The material below has pictures in it. Set down only the lines from the line containing "Enumerate this screenshot's" through the line containing "What data populates", word for word, and leave the pictures behind.

=== Section Start ===

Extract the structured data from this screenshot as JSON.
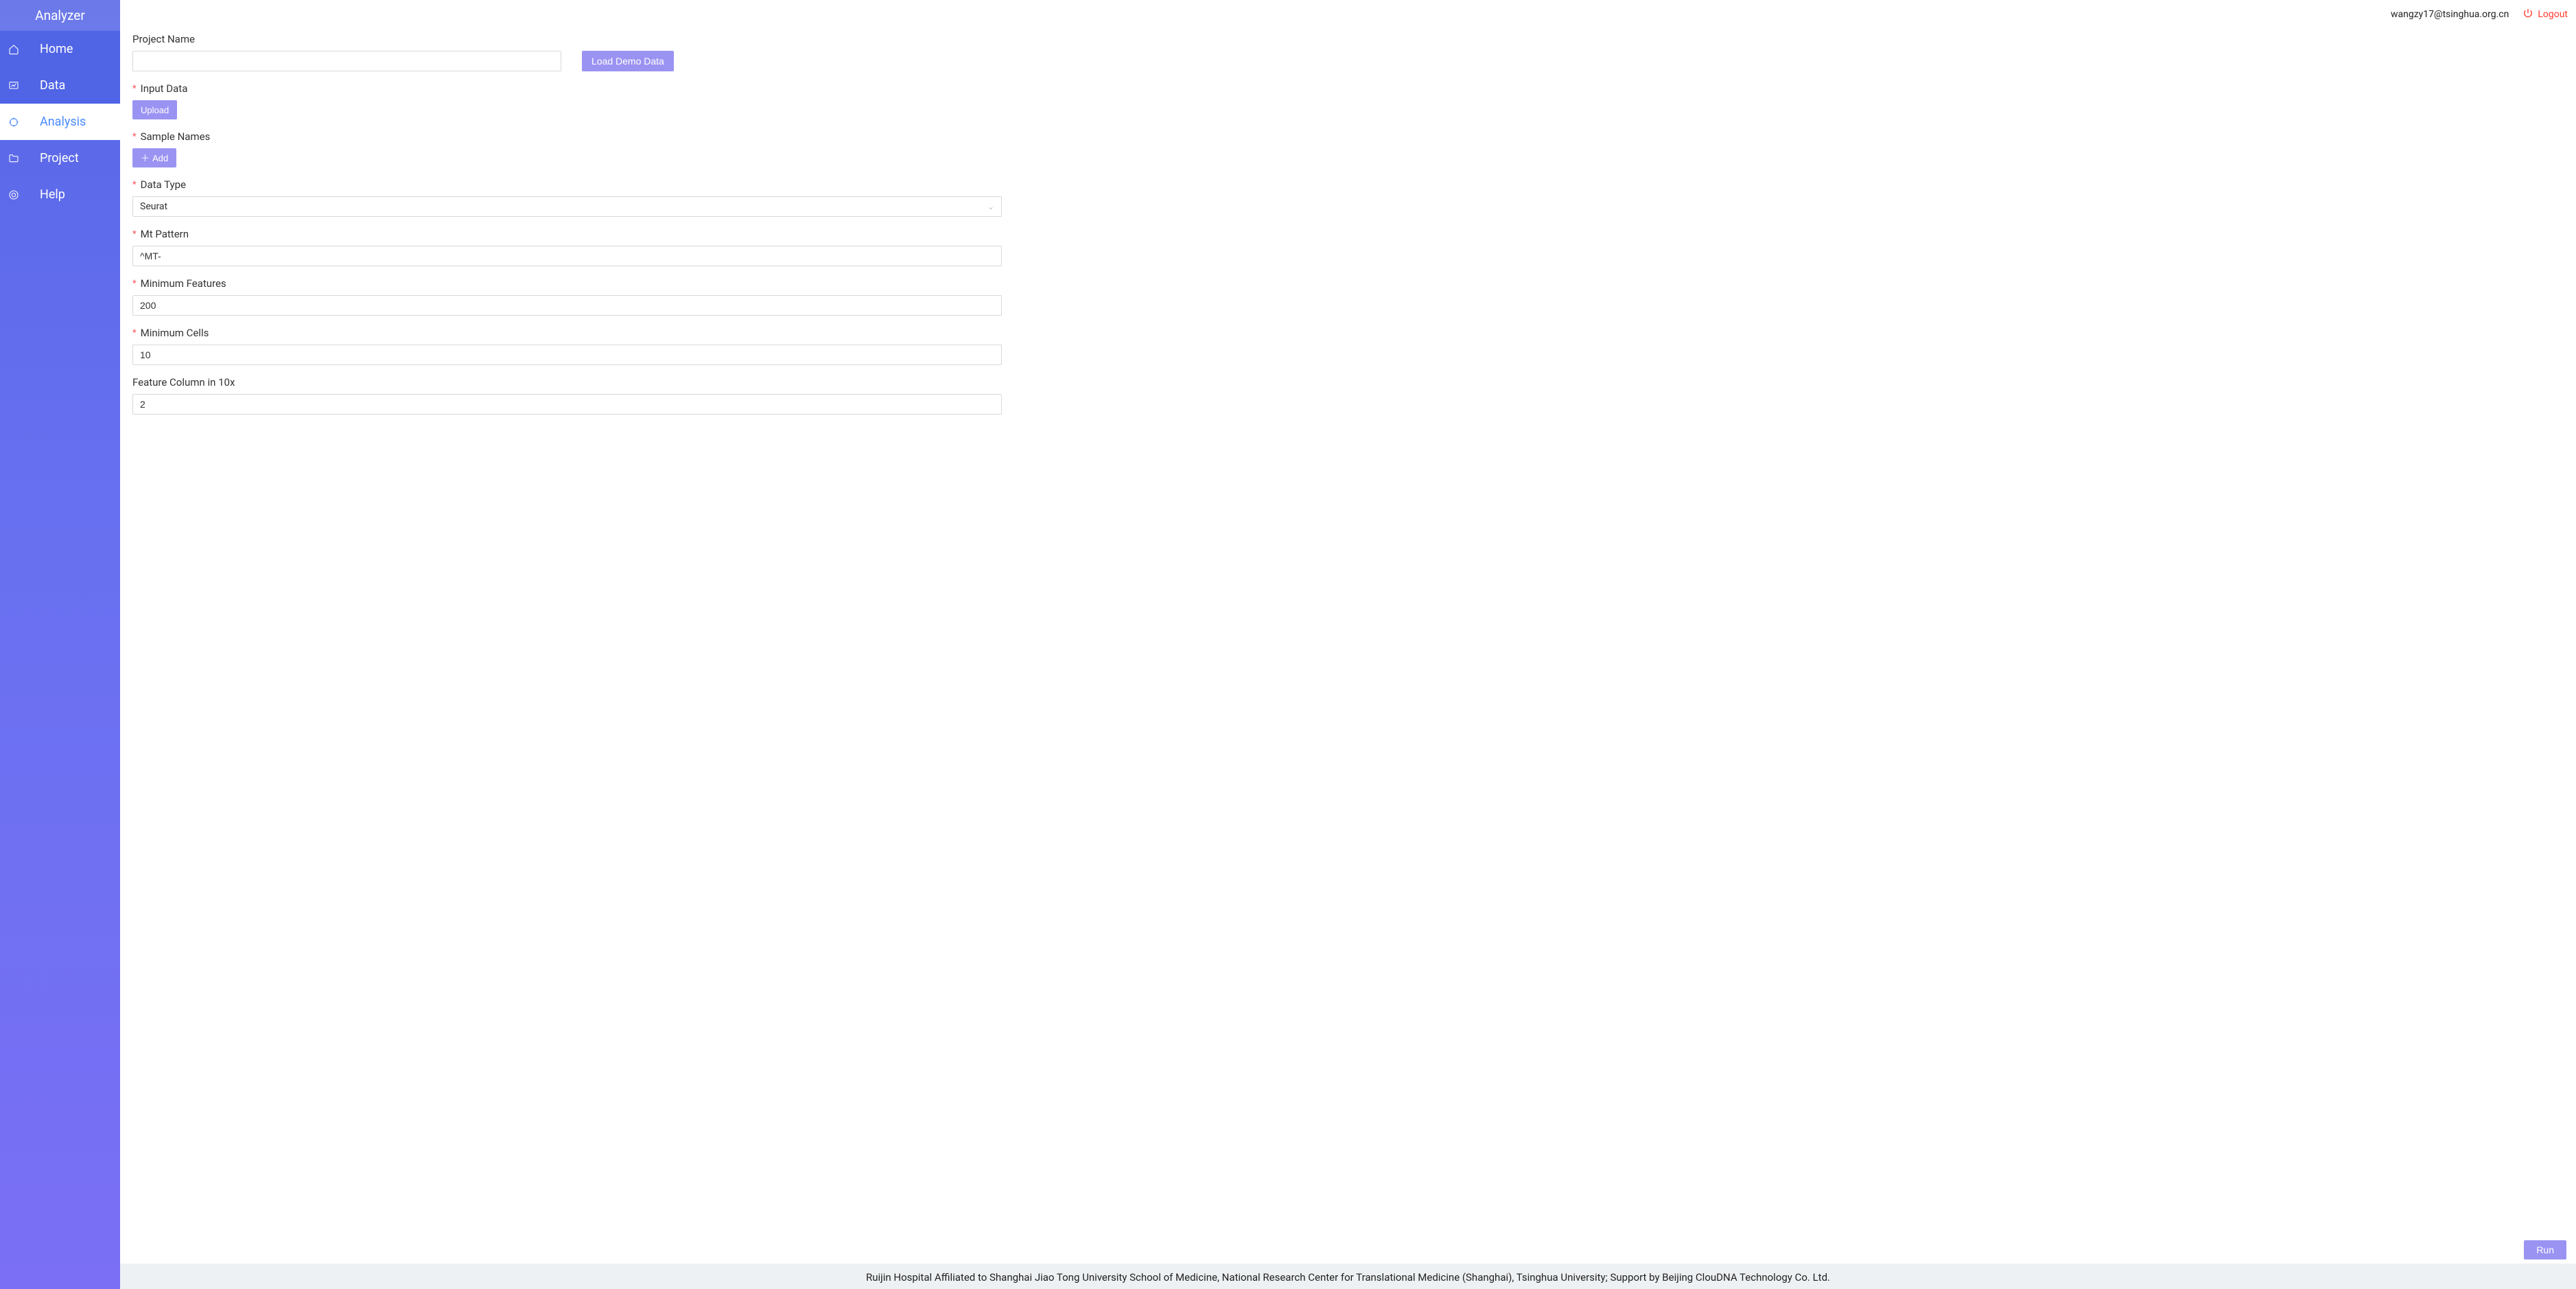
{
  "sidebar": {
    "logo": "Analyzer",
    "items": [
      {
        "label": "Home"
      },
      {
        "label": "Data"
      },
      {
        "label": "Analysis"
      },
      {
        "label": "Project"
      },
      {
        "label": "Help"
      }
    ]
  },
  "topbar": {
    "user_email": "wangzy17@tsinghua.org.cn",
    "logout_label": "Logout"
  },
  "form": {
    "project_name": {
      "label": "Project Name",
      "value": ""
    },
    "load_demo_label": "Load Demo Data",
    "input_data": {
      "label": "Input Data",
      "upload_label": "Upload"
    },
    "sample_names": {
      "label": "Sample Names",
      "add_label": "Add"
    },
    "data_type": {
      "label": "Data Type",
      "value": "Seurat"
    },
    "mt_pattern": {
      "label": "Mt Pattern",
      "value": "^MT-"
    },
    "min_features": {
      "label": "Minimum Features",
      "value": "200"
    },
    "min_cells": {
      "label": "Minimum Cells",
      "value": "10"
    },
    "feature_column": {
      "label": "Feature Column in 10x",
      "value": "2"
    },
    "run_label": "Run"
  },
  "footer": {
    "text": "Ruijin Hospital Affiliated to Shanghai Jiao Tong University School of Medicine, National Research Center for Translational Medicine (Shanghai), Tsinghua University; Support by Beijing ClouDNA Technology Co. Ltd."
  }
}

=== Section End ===
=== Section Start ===

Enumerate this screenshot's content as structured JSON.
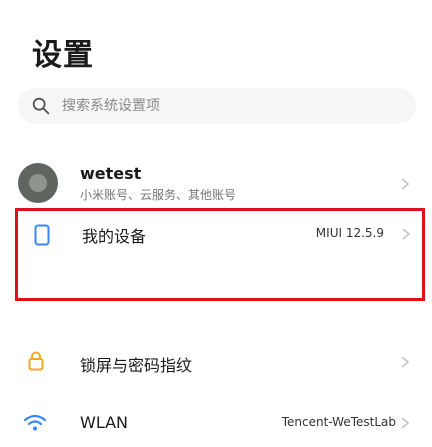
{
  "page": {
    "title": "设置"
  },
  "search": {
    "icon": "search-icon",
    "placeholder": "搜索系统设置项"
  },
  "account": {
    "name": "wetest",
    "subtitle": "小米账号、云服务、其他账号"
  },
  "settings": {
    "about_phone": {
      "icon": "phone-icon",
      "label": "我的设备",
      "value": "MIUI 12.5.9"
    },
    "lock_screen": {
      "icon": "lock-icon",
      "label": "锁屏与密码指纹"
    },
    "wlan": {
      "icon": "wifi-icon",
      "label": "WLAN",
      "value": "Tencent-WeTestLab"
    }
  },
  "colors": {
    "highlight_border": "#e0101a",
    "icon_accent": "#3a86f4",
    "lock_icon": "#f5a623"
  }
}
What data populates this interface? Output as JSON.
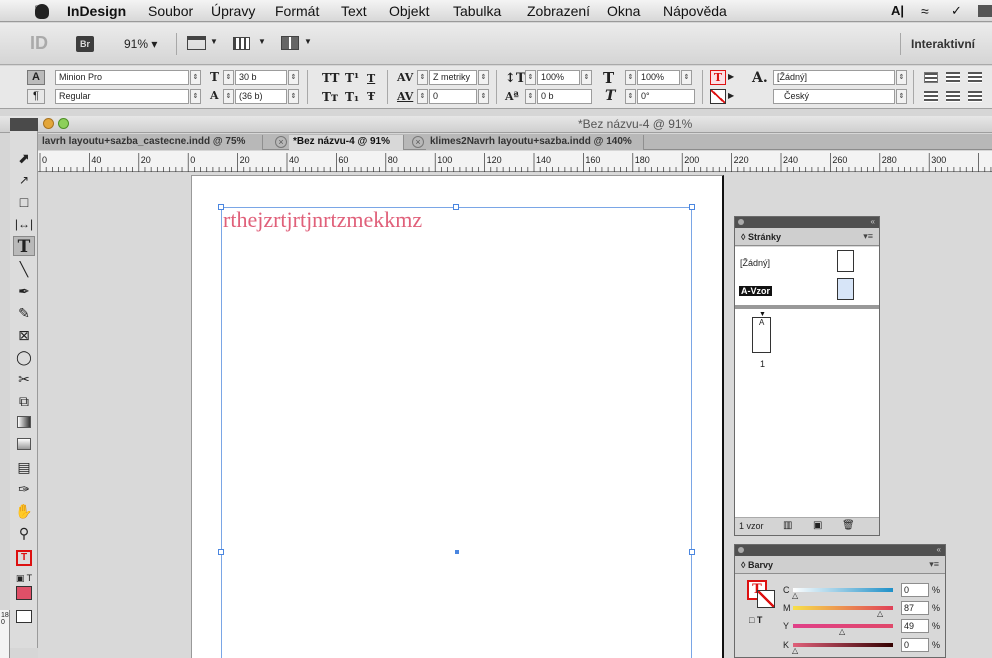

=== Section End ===

TASK RESPONSE ->
Enumerate this screenshot's content as structured JSON.
{
  "page": {
    "title": "设置"
  },
  "search": {
    "icon": "search-icon",
    "placeholder": "搜索系统设置项"
  },
  "account": {
    "name": "wetest",
    "subtitle": "小米账号、云服务、其他账号"
  },
  "settings": {
    "about_phone": {
      "icon": "phone-icon",
      "label": "我的设备",
      "value": "MIUI 12.5.9"
    },
    "lock_screen": {
      "icon": "lock-icon",
      "label": "锁屏与密码指纹"
    },
    "wlan": {
      "icon": "wifi-icon",
      "label": "WLAN",
      "value": "Tencent-WeTestLab"
    }
  },
  "colors": {
    "highlight_border": "#e0101a",
    "icon_accent": "#3a86f4",
    "lock_icon": "#f5a623"
  }
}
What data populates this interface? Output as JSON.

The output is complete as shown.